Hey just want to say thank you for putting this post out there, I wish I had had the courage to say that this was how I was feeling 13 weeks ago when I had my baby girl. These comments have been really helpful for me to read and I’m grateful for the positive and honest conversation that your post has started. I echo a lot of the previous posters comments so I won’t repeat but you’re definitely not alone. I found the debrief with my midwife about a month after really helpful (NHS offer it and a copy of your notes for free). I have to say that every Tuesday (the day she’s was born) for the first 10 weeks or so my husband and I would celebrate her birth (the normal ‘yay she’s six weeks old today’) but we’d also take time to talk about how we were both feeling about the ‘traumatic’ birth we had. 13 weeks on and after lots of honest conversations and crying, I’m feeling a lot better and barely think about my ‘failed birth’. Anyway I’m rambling, keep talking, you’re allowed to grieve for the birth you wanted but never had. Lots of love to you bee. Be kind to yourself xx
Post # 37
I’m so glad to hear that this was helpful
for you. This is a great community and you’re right- we’re not alone. I’m so sorry you had a difficult birth, but it’s also wonderful to hear that it’s getting easier to cope with.
What was your debrief like- what did they discuss with you? So far, I’ve had an incision check with the doctor who did my surgery. He’s a very kind person and I could tell he was also not happy about how things went for me, but we didn’t really talk in too much detail. I have a six week appointment with another doc in the practice, the one I originally liked the most but who ultimately gave me a hard time about wanting to push back my induction. I want to talk more about what happened but I don’t want to lose my cool.
Post # 38
Im from the UK and the debrief service through the NHS consists of a 1:1 meeting with a midwife who goes through your labour notes. It’s not the same midwife that I had during labour. She sat us down and read through what happened pretty much minute by minute. We could ask questions and she explained a lot of the reasons why I had to have an emergency c section. Unlike some PP I wasn’t induced, I went into spontaneous labour at 41 weeks and things were going really well (got to 10cm on gas and air). However the baby’s heart rate dipped so I had to get out of the pool and be monitored. The doctors then couldn’t agree how far dialted I was (one said 7cm, one said 8cm and one said 9cm). They took some samples from her head which came back poor. Plus there was meconnium in her waters. My body started pushing but I was only 9cm so wasn’t allowed.
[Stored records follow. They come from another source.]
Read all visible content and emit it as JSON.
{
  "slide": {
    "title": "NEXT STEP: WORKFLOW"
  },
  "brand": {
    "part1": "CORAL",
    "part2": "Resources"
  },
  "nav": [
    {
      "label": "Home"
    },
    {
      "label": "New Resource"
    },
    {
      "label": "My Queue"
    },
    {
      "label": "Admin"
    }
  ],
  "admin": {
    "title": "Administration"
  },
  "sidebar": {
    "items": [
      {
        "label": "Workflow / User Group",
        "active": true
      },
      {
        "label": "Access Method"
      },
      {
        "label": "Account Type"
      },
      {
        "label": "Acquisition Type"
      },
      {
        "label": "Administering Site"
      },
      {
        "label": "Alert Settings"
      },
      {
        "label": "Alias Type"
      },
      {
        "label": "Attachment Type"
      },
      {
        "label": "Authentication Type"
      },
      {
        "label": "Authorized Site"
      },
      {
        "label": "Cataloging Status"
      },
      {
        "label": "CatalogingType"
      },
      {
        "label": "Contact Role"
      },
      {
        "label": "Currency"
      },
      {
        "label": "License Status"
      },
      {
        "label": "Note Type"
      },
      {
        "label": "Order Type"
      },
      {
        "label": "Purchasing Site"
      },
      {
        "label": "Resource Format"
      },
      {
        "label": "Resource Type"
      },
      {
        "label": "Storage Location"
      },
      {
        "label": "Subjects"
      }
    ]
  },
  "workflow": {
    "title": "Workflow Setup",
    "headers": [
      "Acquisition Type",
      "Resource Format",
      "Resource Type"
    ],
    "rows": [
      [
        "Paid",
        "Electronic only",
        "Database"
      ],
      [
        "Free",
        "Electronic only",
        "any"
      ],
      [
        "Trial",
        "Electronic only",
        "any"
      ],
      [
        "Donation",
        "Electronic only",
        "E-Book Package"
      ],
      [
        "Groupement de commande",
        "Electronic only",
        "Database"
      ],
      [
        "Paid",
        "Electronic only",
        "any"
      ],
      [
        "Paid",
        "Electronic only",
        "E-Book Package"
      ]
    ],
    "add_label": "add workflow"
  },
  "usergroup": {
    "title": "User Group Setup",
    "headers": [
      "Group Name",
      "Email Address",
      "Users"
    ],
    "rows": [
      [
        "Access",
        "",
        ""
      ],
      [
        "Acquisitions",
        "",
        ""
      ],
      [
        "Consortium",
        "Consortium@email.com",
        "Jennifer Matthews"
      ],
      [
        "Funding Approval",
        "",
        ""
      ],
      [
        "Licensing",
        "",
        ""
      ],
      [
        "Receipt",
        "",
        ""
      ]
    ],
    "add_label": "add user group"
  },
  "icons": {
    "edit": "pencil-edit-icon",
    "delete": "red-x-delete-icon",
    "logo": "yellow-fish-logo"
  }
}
They gave me an epidural to reduce the pushing sensation but once her blood results came back they decided to do an emergency c section (she was born 9 minutes later!) I was put under a GA and felt so drugged when I woke up. My memories of the first 12 hours with her are so vague. But like a PP said, breastfeeding has felt like my redemption and has helped my bond with her. I’m moving around pretty much like normal now which is amazing. I remember not being able to laugh or cough. My husband had to help me sit up in bed, pass me the baby, and then put her down again. I had no confidence in my own ability as a new Mum and spent a long time feeling like a failure. I cried when i heard my friend had her baby naturally. But, in a way I feel like I got so far and I still went through the physical nature of labour I just didn’t actually push her out! I’m probably a stronger person now and my husband and I are probably stronger than we would have been if it had gone ‘smoothly’. I’m also starting to realise that everyone’s births have their downfalls, even the vaginal births. It’s taken a while to heal physically and emotionally and now all I am is grateful and accepting of my c section as otherwise my baby girl would not be here. I hope you can find some peace too. It’s definitely not a quick fix but the more you talk and understand what happened then the more you will heal.
Post # 39
Oh I’m sorry OP. Having to wear a catheter is really annoying and not at all what you expect. I wound up getting a hemmorhoid from pushing so hard and it was impossible to sit down for 2 weeks. Just enjoy your little one. Take care.